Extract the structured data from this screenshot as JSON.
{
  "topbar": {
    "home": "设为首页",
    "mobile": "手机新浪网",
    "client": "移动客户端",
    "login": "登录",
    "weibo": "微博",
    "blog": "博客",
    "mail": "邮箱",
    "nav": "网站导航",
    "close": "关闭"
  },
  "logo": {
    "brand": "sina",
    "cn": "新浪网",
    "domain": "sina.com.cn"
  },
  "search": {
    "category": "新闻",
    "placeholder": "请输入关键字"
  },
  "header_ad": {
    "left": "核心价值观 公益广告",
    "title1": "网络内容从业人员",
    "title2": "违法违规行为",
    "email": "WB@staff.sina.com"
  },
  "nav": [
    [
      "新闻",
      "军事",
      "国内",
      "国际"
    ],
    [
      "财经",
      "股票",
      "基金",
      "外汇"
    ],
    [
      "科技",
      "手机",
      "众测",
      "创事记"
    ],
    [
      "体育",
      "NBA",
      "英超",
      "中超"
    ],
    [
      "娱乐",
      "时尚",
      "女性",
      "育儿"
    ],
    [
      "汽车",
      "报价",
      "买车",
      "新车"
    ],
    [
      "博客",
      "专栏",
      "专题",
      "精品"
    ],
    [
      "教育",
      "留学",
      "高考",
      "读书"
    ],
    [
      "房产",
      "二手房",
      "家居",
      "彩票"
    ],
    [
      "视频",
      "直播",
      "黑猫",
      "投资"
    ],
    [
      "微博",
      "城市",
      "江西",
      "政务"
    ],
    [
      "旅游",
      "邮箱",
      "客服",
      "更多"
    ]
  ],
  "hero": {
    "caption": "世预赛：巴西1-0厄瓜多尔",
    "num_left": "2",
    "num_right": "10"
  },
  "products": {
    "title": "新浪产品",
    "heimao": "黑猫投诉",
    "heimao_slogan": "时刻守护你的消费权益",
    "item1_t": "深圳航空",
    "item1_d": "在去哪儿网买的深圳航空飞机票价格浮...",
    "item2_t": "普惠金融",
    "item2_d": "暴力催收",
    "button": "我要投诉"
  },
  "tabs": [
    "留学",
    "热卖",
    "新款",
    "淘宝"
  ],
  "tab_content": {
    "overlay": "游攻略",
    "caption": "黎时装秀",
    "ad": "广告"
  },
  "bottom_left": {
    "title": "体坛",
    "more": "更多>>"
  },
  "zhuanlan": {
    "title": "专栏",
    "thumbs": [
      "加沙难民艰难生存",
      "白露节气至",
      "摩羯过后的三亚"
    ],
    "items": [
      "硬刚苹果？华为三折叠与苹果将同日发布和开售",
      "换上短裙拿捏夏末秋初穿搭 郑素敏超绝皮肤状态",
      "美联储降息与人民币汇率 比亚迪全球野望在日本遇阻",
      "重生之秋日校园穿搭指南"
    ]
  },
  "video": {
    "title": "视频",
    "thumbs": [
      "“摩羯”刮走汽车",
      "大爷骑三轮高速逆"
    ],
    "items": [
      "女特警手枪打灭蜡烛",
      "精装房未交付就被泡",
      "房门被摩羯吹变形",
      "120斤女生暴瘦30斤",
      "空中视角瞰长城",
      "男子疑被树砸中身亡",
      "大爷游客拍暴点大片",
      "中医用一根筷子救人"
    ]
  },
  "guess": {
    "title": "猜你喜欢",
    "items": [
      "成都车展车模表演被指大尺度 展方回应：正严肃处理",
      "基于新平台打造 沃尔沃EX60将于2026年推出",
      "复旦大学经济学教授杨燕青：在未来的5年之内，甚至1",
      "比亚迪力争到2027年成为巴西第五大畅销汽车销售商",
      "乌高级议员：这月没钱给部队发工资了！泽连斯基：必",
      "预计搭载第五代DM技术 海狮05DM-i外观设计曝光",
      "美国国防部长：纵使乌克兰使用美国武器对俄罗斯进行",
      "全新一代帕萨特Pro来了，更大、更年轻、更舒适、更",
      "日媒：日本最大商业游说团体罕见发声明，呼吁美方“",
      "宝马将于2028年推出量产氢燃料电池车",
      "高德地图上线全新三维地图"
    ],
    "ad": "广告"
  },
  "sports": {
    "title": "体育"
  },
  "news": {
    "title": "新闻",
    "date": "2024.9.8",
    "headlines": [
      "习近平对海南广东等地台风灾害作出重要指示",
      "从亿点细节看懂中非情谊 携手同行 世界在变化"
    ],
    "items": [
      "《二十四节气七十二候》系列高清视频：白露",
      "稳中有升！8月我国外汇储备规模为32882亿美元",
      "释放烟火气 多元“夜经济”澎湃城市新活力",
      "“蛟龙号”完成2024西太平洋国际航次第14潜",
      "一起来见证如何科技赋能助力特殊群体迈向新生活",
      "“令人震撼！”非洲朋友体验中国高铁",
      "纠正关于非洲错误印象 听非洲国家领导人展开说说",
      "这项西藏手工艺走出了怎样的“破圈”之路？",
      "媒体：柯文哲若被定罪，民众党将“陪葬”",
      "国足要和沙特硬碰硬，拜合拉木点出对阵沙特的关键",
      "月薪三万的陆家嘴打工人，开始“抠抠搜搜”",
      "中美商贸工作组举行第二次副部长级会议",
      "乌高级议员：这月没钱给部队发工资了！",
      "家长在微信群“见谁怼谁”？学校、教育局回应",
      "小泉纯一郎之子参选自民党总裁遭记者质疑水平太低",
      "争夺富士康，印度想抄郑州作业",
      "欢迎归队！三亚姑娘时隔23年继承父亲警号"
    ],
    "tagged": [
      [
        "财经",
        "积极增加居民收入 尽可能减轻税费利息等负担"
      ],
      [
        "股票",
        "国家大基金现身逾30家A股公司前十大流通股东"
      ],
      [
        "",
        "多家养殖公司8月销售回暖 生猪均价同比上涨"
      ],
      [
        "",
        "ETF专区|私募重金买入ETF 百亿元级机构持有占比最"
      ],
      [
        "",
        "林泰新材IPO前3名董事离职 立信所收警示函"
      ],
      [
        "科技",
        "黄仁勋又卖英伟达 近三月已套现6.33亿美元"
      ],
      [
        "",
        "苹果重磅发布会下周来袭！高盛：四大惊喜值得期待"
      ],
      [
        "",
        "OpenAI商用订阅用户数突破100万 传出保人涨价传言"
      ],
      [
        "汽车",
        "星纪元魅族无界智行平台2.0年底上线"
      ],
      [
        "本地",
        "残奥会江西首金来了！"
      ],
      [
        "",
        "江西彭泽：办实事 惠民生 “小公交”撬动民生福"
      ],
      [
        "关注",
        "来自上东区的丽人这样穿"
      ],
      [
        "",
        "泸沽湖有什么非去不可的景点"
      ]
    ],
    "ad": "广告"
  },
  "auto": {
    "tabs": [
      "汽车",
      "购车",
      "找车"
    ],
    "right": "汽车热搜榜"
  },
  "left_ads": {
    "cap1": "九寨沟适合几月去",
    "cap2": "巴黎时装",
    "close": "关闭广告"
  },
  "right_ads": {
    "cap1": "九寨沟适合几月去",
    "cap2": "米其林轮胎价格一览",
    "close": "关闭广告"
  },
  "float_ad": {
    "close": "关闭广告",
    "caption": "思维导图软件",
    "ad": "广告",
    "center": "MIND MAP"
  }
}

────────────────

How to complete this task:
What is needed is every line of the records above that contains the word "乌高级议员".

Solution to the problem:
      "乌高级议员：这月没钱给部队发工资了！泽连斯基：必",
      "乌高级议员：这月没钱给部队发工资了！",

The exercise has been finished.